▶ REQUIRED ACTION:
The response must contain every line of the records that follow, duplicated exactly.

══════

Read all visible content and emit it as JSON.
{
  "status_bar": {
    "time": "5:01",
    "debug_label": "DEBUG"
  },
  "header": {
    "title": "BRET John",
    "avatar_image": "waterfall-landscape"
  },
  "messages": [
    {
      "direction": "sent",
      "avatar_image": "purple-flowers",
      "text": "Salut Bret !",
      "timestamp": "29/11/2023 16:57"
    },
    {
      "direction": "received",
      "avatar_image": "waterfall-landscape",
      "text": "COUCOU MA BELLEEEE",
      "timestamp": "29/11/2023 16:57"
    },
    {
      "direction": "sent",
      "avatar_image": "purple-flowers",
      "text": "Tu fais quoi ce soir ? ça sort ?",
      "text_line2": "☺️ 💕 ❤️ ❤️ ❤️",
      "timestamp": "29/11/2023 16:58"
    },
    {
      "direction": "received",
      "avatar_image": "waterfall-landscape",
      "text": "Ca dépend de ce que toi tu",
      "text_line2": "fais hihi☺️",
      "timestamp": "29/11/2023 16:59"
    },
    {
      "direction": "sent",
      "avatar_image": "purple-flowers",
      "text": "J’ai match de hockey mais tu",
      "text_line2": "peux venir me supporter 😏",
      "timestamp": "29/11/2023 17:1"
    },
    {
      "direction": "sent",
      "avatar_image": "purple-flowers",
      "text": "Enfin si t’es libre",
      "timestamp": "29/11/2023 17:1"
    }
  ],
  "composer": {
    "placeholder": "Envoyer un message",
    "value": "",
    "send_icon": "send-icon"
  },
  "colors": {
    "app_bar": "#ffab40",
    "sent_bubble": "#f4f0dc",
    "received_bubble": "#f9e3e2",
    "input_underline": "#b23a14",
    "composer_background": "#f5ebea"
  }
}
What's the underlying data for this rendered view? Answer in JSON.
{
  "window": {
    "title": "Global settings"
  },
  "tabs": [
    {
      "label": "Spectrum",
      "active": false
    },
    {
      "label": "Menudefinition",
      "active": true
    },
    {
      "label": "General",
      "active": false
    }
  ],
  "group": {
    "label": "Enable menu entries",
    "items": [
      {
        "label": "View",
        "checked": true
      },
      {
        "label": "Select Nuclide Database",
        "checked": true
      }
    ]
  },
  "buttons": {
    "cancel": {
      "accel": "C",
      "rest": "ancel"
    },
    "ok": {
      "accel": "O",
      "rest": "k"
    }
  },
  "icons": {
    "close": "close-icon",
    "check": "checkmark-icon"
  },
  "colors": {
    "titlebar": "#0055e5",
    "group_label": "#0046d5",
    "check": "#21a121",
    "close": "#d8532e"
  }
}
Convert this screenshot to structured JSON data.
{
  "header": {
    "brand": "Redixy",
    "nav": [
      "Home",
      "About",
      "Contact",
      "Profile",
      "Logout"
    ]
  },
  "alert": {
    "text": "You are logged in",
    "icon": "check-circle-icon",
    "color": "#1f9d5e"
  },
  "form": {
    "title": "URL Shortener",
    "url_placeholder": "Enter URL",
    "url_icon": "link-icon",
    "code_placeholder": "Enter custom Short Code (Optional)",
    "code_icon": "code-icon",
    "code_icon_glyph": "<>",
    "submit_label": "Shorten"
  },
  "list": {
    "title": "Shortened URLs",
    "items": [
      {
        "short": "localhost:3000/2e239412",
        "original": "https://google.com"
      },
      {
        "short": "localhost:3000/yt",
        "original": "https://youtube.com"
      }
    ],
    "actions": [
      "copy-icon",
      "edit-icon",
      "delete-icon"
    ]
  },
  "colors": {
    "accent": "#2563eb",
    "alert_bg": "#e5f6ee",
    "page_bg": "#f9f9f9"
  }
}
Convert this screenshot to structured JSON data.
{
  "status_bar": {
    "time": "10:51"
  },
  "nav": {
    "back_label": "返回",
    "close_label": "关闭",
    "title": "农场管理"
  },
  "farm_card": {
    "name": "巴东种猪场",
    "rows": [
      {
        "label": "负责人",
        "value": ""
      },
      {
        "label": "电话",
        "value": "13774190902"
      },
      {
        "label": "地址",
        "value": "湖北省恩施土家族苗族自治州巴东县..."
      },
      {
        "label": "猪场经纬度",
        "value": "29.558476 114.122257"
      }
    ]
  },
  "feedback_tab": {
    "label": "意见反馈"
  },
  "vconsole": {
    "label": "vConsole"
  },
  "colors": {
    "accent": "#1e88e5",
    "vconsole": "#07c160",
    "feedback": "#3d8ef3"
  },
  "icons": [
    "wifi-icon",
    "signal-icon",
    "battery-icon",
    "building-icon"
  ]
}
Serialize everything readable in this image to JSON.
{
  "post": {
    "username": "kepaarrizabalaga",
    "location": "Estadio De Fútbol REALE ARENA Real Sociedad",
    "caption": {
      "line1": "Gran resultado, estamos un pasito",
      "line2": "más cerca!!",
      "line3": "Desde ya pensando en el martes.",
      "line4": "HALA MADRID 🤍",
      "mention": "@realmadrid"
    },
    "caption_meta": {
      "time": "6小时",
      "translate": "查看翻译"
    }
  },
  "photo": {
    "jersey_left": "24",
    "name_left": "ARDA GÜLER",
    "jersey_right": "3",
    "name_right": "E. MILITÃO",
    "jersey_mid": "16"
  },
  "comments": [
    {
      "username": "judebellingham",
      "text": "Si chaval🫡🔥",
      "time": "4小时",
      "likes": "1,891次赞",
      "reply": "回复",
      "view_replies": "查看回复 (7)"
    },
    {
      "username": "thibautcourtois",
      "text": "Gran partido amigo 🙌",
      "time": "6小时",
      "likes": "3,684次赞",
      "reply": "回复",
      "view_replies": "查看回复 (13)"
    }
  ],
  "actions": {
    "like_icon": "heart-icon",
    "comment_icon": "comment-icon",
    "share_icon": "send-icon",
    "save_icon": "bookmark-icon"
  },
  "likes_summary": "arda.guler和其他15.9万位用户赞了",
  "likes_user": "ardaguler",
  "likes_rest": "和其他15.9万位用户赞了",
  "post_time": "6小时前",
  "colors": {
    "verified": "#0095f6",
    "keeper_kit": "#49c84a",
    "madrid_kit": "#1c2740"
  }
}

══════

▶ REPLY TO THE TASK:
Read all visible content and emit it as JSON.
{
  "status_bar": {
    "time": "5:01",
    "debug_label": "DEBUG"
  },
  "header": {
    "title": "BRET John",
    "avatar_image": "waterfall-landscape"
  },
  "messages": [
    {
      "direction": "sent",
      "avatar_image": "purple-flowers",
      "text": "Salut Bret !",
      "timestamp": "29/11/2023 16:57"
    },
    {
      "direction": "received",
      "avatar_image": "waterfall-landscape",
      "text": "COUCOU MA BELLEEEE",
      "timestamp": "29/11/2023 16:57"
    },
    {
      "direction": "sent",
      "avatar_image": "purple-flowers",
      "text": "Tu fais quoi ce soir ? ça sort ?",
      "text_line2": "☺️ 💕 ❤️ ❤️ ❤️",
      "timestamp": "29/11/2023 16:58"
    },
    {
      "direction": "received",
      "avatar_image": "waterfall-landscape",
      "text": "Ca dépend de ce que toi tu",
      "text_line2": "fais hihi☺️",
      "timestamp": "29/11/2023 16:59"
    },
    {
      "direction": "sent",
      "avatar_image": "purple-flowers",
      "text": "J’ai match de hockey mais tu",
      "text_line2": "peux venir me supporter 😏",
      "timestamp": "29/11/2023 17:1"
    },
    {
      "direction": "sent",
      "avatar_image": "purple-flowers",
      "text": "Enfin si t’es libre",
      "timestamp": "29/11/2023 17:1"
    }
  ],
  "composer": {
    "placeholder": "Envoyer un message",
    "value": "",
    "send_icon": "send-icon"
  },
  "colors": {
    "app_bar": "#ffab40",
    "sent_bubble": "#f4f0dc",
    "received_bubble": "#f9e3e2",
    "input_underline": "#b23a14",
    "composer_background": "#f5ebea"
  }
}
What's the underlying data for this rendered view? Answer in JSON.
{
  "window": {
    "title": "Global settings"
  },
  "tabs": [
    {
      "label": "Spectrum",
      "active": false
    },
    {
      "label": "Menudefinition",
      "active": true
    },
    {
      "label": "General",
      "active": false
    }
  ],
  "group": {
    "label": "Enable menu entries",
    "items": [
      {
        "label": "View",
        "checked": true
      },
      {
        "label": "Select Nuclide Database",
        "checked": true
      }
    ]
  },
  "buttons": {
    "cancel": {
      "accel": "C",
      "rest": "ancel"
    },
    "ok": {
      "accel": "O",
      "rest": "k"
    }
  },
  "icons": {
    "close": "close-icon",
    "check": "checkmark-icon"
  },
  "colors": {
    "titlebar": "#0055e5",
    "group_label": "#0046d5",
    "check": "#21a121",
    "close": "#d8532e"
  }
}
Convert this screenshot to structured JSON data.
{
  "header": {
    "brand": "Redixy",
    "nav": [
      "Home",
      "About",
      "Contact",
      "Profile",
      "Logout"
    ]
  },
  "alert": {
    "text": "You are logged in",
    "icon": "check-circle-icon",
    "color": "#1f9d5e"
  },
  "form": {
    "title": "URL Shortener",
    "url_placeholder": "Enter URL",
    "url_icon": "link-icon",
    "code_placeholder": "Enter custom Short Code (Optional)",
    "code_icon": "code-icon",
    "code_icon_glyph": "<>",
    "submit_label": "Shorten"
  },
  "list": {
    "title": "Shortened URLs",
    "items": [
      {
        "short": "localhost:3000/2e239412",
        "original": "https://google.com"
      },
      {
        "short": "localhost:3000/yt",
        "original": "https://youtube.com"
      }
    ],
    "actions": [
      "copy-icon",
      "edit-icon",
      "delete-icon"
    ]
  },
  "colors": {
    "accent": "#2563eb",
    "alert_bg": "#e5f6ee",
    "page_bg": "#f9f9f9"
  }
}
Convert this screenshot to structured JSON data.
{
  "status_bar": {
    "time": "10:51"
  },
  "nav": {
    "back_label": "返回",
    "close_label": "关闭",
    "title": "农场管理"
  },
  "farm_card": {
    "name": "巴东种猪场",
    "rows": [
      {
        "label": "负责人",
        "value": ""
      },
      {
        "label": "电话",
        "value": "13774190902"
      },
      {
        "label": "地址",
        "value": "湖北省恩施土家族苗族自治州巴东县..."
      },
      {
        "label": "猪场经纬度",
        "value": "29.558476 114.122257"
      }
    ]
  },
  "feedback_tab": {
    "label": "意见反馈"
  },
  "vconsole": {
    "label": "vConsole"
  },
  "colors": {
    "accent": "#1e88e5",
    "vconsole": "#07c160",
    "feedback": "#3d8ef3"
  },
  "icons": [
    "wifi-icon",
    "signal-icon",
    "battery-icon",
    "building-icon"
  ]
}
Serialize everything readable in this image to JSON.
{
  "post": {
    "username": "kepaarrizabalaga",
    "location": "Estadio De Fútbol REALE ARENA Real Sociedad",
    "caption": {
      "line1": "Gran resultado, estamos un pasito",
      "line2": "más cerca!!",
      "line3": "Desde ya pensando en el martes.",
      "line4": "HALA MADRID 🤍",
      "mention": "@realmadrid"
    },
    "caption_meta": {
      "time": "6小时",
      "translate": "查看翻译"
    }
  },
  "photo": {
    "jersey_left": "24",
    "name_left": "ARDA GÜLER",
    "jersey_right": "3",
    "name_right": "E. MILITÃO",
    "jersey_mid": "16"
  },
  "comments": [
    {
      "username": "judebellingham",
      "text": "Si chaval🫡🔥",
      "time": "4小时",
      "likes": "1,891次赞",
      "reply": "回复",
      "view_replies": "查看回复 (7)"
    },
    {
      "username": "thibautcourtois",
      "text": "Gran partido amigo 🙌",
      "time": "6小时",
      "likes": "3,684次赞",
      "reply": "回复",
      "view_replies": "查看回复 (13)"
    }
  ],
  "actions": {
    "like_icon": "heart-icon",
    "comment_icon": "comment-icon",
    "share_icon": "send-icon",
    "save_icon": "bookmark-icon"
  },
  "likes_summary": "arda.guler和其他15.9万位用户赞了",
  "likes_user": "ardaguler",
  "likes_rest": "和其他15.9万位用户赞了",
  "post_time": "6小时前",
  "colors": {
    "verified": "#0095f6",
    "keeper_kit": "#49c84a",
    "madrid_kit": "#1c2740"
  }
}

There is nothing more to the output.